- Assigned task: Your answer should be each line of the entries that contains the word "username", copied in full.

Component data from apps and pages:
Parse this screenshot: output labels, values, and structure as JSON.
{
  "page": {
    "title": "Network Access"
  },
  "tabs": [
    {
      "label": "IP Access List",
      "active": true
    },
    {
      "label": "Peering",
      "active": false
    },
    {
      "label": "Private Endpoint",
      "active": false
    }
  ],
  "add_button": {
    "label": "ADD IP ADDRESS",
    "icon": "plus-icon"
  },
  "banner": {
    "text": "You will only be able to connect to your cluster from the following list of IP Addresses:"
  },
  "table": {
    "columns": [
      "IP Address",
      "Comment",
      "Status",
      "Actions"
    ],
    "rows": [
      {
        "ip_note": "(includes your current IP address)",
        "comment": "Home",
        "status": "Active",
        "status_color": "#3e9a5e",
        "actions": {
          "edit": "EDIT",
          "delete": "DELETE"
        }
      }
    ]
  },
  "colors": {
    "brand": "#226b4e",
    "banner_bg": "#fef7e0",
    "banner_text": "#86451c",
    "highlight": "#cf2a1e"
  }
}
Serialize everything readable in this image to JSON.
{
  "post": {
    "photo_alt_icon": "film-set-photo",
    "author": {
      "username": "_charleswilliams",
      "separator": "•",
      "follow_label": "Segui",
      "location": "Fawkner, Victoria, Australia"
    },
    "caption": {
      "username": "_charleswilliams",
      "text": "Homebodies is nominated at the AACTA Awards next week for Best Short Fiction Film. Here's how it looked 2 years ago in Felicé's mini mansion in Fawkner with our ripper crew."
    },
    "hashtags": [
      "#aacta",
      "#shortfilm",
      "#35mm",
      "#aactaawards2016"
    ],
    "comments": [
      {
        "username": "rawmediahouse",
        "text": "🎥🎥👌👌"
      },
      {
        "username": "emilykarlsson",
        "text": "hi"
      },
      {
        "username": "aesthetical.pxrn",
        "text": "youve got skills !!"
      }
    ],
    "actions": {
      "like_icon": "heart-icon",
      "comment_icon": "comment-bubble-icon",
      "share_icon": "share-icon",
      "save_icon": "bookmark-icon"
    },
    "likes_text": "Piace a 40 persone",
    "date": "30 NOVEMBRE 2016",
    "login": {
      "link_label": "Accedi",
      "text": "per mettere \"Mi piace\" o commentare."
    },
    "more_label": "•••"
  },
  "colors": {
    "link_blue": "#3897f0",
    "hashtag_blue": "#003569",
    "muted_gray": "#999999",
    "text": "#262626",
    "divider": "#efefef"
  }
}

- Your response:
      "username": "_charleswilliams",
      "username": "_charleswilliams",
        "username": "rawmediahouse",
        "username": "emilykarlsson",
        "username": "aesthetical.pxrn",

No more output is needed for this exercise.